 • See water and color pigment CALCULATORS to figure amount ratios.
Limewashes can be pigmented with dry powder pigments or universal paint tints. We recommend our LSB Color System pigments, as they have been selected to work well with our Limewash.
It is highly recommended NOT to exceed 100 grams of pigment per gallon formula of limewash (multiplier 0.11). Too much pigment can overwhelm the lime binder and cause dusting and durability problems. Because of this limitation, it can be difficult to achieve dark colors with limewash. Think of limewash as a light-to-medium colored finish.
The plaster surface should be lightly misted before limewash application. If limewash is applied without first misting the surface, it can dry out too fast and inhibit curing. When dampening the wall, the water should absorb quickly into the substrate and not remain wet/beaded on the surface. Ambient conditions will effect this and common sense should be applied.
Limewash is best applied using a big brush with absorbent bristles. Look for a “block brush” or a “stain brush;” these are large (up to 8 inch) brushes with natural bristles that can absorb limewash. Do NOT apply limewash with a roller, as there is a good chance you will leave lap lines and roller marks. Spraying limewash is also NOT recommended—because of the high solids content and tendency to settle, limewash will likely clog spray equipment.
You should also have some type of stir stick that stays in the bucket as you are working with limewash. That stick will remind you to constantly stir the limewash while you are working with it.
Using the proper brush, apply the freshly-stirred limewash in a consistent pattern, scrubbing the limewash into the texture of the wall with the brush. Common techniques are vertical, horizontal, crosshatch and figure-eight. Avoid creating drips and runs. Wash the whole wall at one time and maintain a wet edge. Do not apply limewash in freezing weather, excessively hot or windy weather, or to surfaces that are saturated from environmental conditions.
TWO COATS. Limewash should be applied in at least two coats. There is no maximum number of coats that can be applied—the look and color depth you’re going for dictates how many coats will be needed.

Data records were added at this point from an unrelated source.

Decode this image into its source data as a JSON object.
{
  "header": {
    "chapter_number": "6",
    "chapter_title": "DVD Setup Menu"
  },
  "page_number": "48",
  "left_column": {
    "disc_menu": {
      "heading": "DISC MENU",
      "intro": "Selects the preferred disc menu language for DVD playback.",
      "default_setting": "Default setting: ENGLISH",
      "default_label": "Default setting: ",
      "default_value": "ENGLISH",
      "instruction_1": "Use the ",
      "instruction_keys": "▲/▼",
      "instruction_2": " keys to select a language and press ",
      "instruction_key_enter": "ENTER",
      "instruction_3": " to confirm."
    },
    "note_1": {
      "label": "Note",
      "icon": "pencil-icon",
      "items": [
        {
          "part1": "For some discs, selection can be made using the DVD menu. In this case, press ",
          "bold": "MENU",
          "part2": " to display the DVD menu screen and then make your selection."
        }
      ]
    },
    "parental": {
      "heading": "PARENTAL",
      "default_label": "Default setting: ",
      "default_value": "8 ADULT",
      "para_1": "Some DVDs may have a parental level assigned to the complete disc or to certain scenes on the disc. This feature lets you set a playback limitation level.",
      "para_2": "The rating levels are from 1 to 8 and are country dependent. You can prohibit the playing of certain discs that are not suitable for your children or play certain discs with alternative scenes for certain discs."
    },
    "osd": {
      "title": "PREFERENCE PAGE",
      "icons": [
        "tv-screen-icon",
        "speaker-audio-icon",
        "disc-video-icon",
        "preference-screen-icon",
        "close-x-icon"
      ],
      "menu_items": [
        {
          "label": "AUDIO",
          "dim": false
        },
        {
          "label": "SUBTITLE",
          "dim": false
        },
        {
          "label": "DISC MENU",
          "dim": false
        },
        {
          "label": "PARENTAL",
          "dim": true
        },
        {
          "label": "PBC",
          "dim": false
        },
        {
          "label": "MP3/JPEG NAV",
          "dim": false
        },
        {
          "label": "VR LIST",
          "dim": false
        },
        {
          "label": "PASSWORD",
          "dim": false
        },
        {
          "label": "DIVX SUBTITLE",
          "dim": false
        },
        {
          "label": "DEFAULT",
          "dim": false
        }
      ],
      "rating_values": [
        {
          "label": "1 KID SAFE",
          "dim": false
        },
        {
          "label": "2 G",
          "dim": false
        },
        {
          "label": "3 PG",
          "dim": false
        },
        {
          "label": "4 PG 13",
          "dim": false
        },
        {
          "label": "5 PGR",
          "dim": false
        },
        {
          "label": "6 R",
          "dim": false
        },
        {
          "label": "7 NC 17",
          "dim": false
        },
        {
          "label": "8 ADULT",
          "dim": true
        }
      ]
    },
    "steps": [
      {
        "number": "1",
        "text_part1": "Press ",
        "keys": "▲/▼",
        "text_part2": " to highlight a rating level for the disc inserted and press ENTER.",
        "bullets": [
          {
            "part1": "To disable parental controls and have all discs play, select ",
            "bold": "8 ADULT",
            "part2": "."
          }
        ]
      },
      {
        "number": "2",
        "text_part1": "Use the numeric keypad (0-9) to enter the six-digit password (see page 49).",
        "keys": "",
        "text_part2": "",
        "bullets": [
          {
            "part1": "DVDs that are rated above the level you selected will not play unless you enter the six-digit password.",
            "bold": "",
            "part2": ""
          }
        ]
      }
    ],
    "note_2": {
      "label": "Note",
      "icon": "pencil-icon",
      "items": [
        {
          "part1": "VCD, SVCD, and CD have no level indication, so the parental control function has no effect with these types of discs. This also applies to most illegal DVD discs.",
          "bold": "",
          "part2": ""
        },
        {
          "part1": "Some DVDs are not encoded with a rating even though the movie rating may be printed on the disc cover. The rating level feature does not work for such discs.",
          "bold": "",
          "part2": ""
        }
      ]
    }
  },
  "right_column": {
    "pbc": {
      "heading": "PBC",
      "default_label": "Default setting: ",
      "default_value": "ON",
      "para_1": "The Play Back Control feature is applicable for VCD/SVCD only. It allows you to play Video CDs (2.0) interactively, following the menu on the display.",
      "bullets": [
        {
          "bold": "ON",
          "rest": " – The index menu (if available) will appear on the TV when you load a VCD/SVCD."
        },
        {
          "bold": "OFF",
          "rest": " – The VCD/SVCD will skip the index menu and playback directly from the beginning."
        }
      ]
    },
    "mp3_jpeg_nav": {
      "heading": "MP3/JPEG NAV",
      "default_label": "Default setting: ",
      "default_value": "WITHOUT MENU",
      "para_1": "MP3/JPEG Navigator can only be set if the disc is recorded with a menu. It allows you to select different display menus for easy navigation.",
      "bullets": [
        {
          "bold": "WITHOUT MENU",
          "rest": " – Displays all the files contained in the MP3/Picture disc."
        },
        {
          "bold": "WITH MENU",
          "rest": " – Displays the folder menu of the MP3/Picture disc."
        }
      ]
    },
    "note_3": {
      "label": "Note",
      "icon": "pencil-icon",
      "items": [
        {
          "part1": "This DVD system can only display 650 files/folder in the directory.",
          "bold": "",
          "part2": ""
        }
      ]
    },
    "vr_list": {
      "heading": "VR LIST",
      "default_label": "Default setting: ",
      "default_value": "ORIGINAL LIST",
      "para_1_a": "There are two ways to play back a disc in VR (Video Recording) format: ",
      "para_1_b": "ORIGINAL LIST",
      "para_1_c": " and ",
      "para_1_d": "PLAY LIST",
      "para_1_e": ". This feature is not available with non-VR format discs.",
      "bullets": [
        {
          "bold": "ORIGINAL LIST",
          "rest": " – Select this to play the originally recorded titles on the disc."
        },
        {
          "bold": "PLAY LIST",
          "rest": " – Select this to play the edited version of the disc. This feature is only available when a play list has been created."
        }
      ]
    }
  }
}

WORK IT OUT. Limewash, when freshly applied and in a wet state, can appear somewhat translucent. It is very tempting to apply too much. Keep this in mind: you are creating a thin layer of calcification that is integral to the surface, not trying to build a film like with ordinary paints. First work out the color depth and application pattern you want on cured plaster practice panels finished with the same texture and look of the final wall finish. Limewash can be further diluted with water to create a glazed, subtle, multi-colored effect.
CURING. Allow the first coat (and all subsequent coats) to cure for a minimum of 12 hours. Mist again and apply the second coat in the same way. After curing, you can continue to apply subsequent coats to achieve the effect you desire.
OPTIONAL STEP. Because our limewash does not contain acrylic binders, there is a chance of some slight dusting when rubbed, depending on the curing conditions and number of coats. To resolve this, wait at least 24 hours for the final coat of limewash to cure. Then take a soft cotton rag or old clean tee shirt and buff the walls. This will remove any areas that are dusting and—depending on the texture of the substrate—can give the limewash a smooth patina.
The best way to clean limewash from surfaces it does not belong is to let it dry, then use a soft abrasive material to “sand” it off. If you clean it after it cures, it should turn to powder and come right off. If there is residue left behind, use plain white vinegar as a solvent to remove it. /p>
safe use precautions
Limewash contains hydrated (slaked) lime, which (because of a high pH) is somewhat caustic. Breathing the powder dust can also cause respiratory irritation. BE SMART. Protect yourself. In all situations, if irritation develops, seek medical attention. Please read our Safe Use Precautions and Treatments publication for information on protecting and treating skin, eyes, and breathing function.